  • Rule of Symbolism: The entire movie, but particularly Tomás "living forever" with the Tree of Life by sprouting flora all over, the star Xibalba bursting into a supernova just as Tom has reached his final epiphany (and abandoned the Tree), Izzy reincarnating as the Tree, Tom appearing as Adam / Buddha / the First Man and ascending in the lotus position, and Tommy planting a seed at his wife's grave. See Crossover Cosmology, above. The Inquisitor, overrunning Spain and seizing the queen (presumably ending her life) is a quite blatant metaphor for the tumor eating away the life of Izzy. Both Tomas in the past timeline and Tommy in the present has to let go of them.
  • Sage Love Interest: Izzy is a really tragic example of this for Tommy.
  • Scenery Porn: Any scene involving the Astronaut's spaceship as it travels across the nebula, as well as Tomás final arrival at the Tree of Life, and anything in the Queen's throne room.
  • Self-Inflicted Hell: Tom the Astronaut lives a bleak, endless life in total isolation because he refuses to acknowledge death, either his loved ones' or his own.

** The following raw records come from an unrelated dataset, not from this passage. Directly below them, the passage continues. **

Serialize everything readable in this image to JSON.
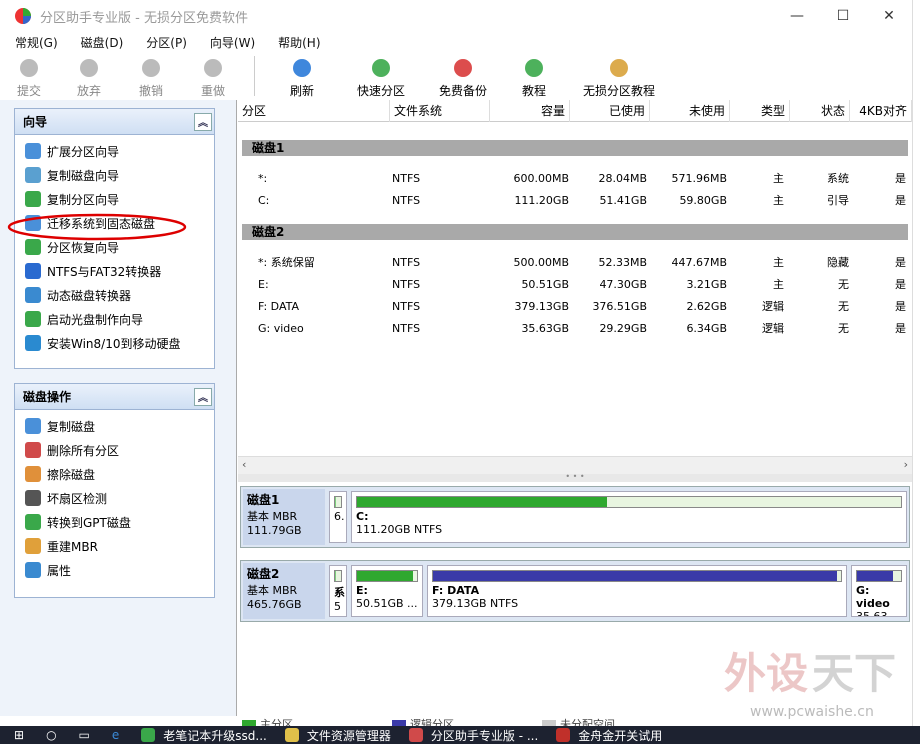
{
  "window": {
    "title": "分区助手专业版 - 无损分区免费软件",
    "min": "—",
    "max": "☐",
    "close": "✕"
  },
  "menu": [
    "常规(G)",
    "磁盘(D)",
    "分区(P)",
    "向导(W)",
    "帮助(H)"
  ],
  "toolbar": [
    {
      "label": "提交",
      "icon": "check-icon",
      "enabled": false
    },
    {
      "label": "放弃",
      "icon": "discard-icon",
      "enabled": false
    },
    {
      "label": "撤销",
      "icon": "undo-icon",
      "enabled": false
    },
    {
      "label": "重做",
      "icon": "redo-icon",
      "enabled": false
    },
    {
      "label": "刷新",
      "icon": "refresh-icon",
      "enabled": true
    },
    {
      "label": "快速分区",
      "icon": "quick-partition-icon",
      "enabled": true
    },
    {
      "label": "免费备份",
      "icon": "backup-icon",
      "enabled": true
    },
    {
      "label": "教程",
      "icon": "tutorial-icon",
      "enabled": true
    },
    {
      "label": "无损分区教程",
      "icon": "tutorial-video-icon",
      "enabled": true
    }
  ],
  "wizard_panel": {
    "title": "向导",
    "items": [
      "扩展分区向导",
      "复制磁盘向导",
      "复制分区向导",
      "迁移系统到固态磁盘",
      "分区恢复向导",
      "NTFS与FAT32转换器",
      "动态磁盘转换器",
      "启动光盘制作向导",
      "安装Win8/10到移动硬盘"
    ]
  },
  "disk_ops_panel": {
    "title": "磁盘操作",
    "items": [
      "复制磁盘",
      "删除所有分区",
      "擦除磁盘",
      "坏扇区检测",
      "转换到GPT磁盘",
      "重建MBR",
      "属性"
    ]
  },
  "table": {
    "columns": [
      "分区",
      "文件系统",
      "容量",
      "已使用",
      "未使用",
      "类型",
      "状态",
      "4KB对齐"
    ],
    "disks": [
      {
        "name": "磁盘1",
        "rows": [
          [
            "*:",
            "NTFS",
            "600.00MB",
            "28.04MB",
            "571.96MB",
            "主",
            "系统",
            "是"
          ],
          [
            "C:",
            "NTFS",
            "111.20GB",
            "51.41GB",
            "59.80GB",
            "主",
            "引导",
            "是"
          ]
        ]
      },
      {
        "name": "磁盘2",
        "rows": [
          [
            "*: 系统保留",
            "NTFS",
            "500.00MB",
            "52.33MB",
            "447.67MB",
            "主",
            "隐藏",
            "是"
          ],
          [
            "E:",
            "NTFS",
            "50.51GB",
            "47.30GB",
            "3.21GB",
            "主",
            "无",
            "是"
          ],
          [
            "F: DATA",
            "NTFS",
            "379.13GB",
            "376.51GB",
            "2.62GB",
            "逻辑",
            "无",
            "是"
          ],
          [
            "G: video",
            "NTFS",
            "35.63GB",
            "29.29GB",
            "6.34GB",
            "逻辑",
            "无",
            "是"
          ]
        ]
      }
    ]
  },
  "diskmaps": [
    {
      "name": "磁盘1",
      "type": "基本 MBR",
      "size": "111.79GB",
      "parts": [
        {
          "label": "",
          "info": "6.",
          "fill": 0.05,
          "color": "#7ed07e"
        },
        {
          "label": "C:",
          "info": "111.20GB NTFS",
          "fill": 0.46,
          "color": "#2fa82f"
        }
      ]
    },
    {
      "name": "磁盘2",
      "type": "基本 MBR",
      "size": "465.76GB",
      "parts": [
        {
          "label": "系",
          "info": "5",
          "fill": 0.1,
          "color": "#7ed07e"
        },
        {
          "label": "E:",
          "info": "50.51GB ...",
          "fill": 0.94,
          "color": "#2fa82f"
        },
        {
          "label": "F: DATA",
          "info": "379.13GB NTFS",
          "fill": 0.99,
          "color": "#3a3aa8"
        },
        {
          "label": "G: video",
          "info": "35.63...",
          "fill": 0.82,
          "color": "#3a3aa8"
        }
      ]
    }
  ],
  "legend": [
    "主分区",
    "逻辑分区",
    "未分配空间"
  ],
  "taskbar": [
    "老笔记本升级ssd...",
    "文件资源管理器",
    "分区助手专业版 - ...",
    "金舟金开关试用"
  ],
  "watermark": {
    "text": "外设天下",
    "url": "www.pcwaishe.cn"
  }
}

As soon as he accepts it, he frees himself from this hell. And, if you believe that the Astronaut is not the same as Tom, the Astronaut's acceptance allows his present-day counterpart to finally move on.
  • "Shaggy Dog" Story: The conquistador plotline. Future-Tom sees that Izzy's story must end and Tomas can't live happily ever after.
  • Shout-Out:
    • According to Word of God—"Ground control to Major Tom..."
    • The scene where Tommy is walking down the street deep in thought and a car almost runs him over is an homage to a similar scene in Kurosawa's "Ikiru".
  • Show Within a Show: The book Izzy works on is called The Fountain. According to most interpretations, that's where the Tomás/Isabel storyline comes from. It's also possible that the future timeline is either Tom in the future or his addition to the book.
  • Snow Means Death: The funeral is on a snowy day.
  • Sole Surviving Scientist: The future in-a-bubble scenes appears to be this trope, although the oncologist is more concerned with staying alive until he reaches a far-off star than with restoring the Earth.
  • Time Abyss: The camera pans up from Tom's wedding-ring tattoo to show more and more tattoos, suggesting the passage of vast amounts of time. The tattoos up and down Tom's arm look like tree rings or the Mayan Long Count, or the logarithmic timeline of geological epochs, with each ring containing bigger and bigger intervals. (Even if it's only been 500 years, imagine 500 years alone in space.)
  • Tragic Keepsake: Future Tom keeps the quill pen that Izzy gave him on her deathbed and uses it to tattoo himself in remembrance of the ring he lost.
  • Transflormation: The conquistador explodes in a burst of grass, tendrils and flowers at the end of his story, mirroring the Mayan creation myth mentioned earlier in the film.
  • Tree Vessel: The Tree of Life in the "space traveler" sections.
  • Unfinished Business: One possible interpretation of the plot is that future!Tom is in Purgatory or a Dying Dream, where he must reconcile himself before moving on.
  • Viewers Are Geniuses: If you were expected to get all the symbolism out of this film.
  • Who Wants to Live Forever?: Tommy does and finds a way to do just that, but eventually accepts that all things must die.
  • A World Half Full
  • World Tree: Centerpiece of the film.
  • You Were Trying Too Hard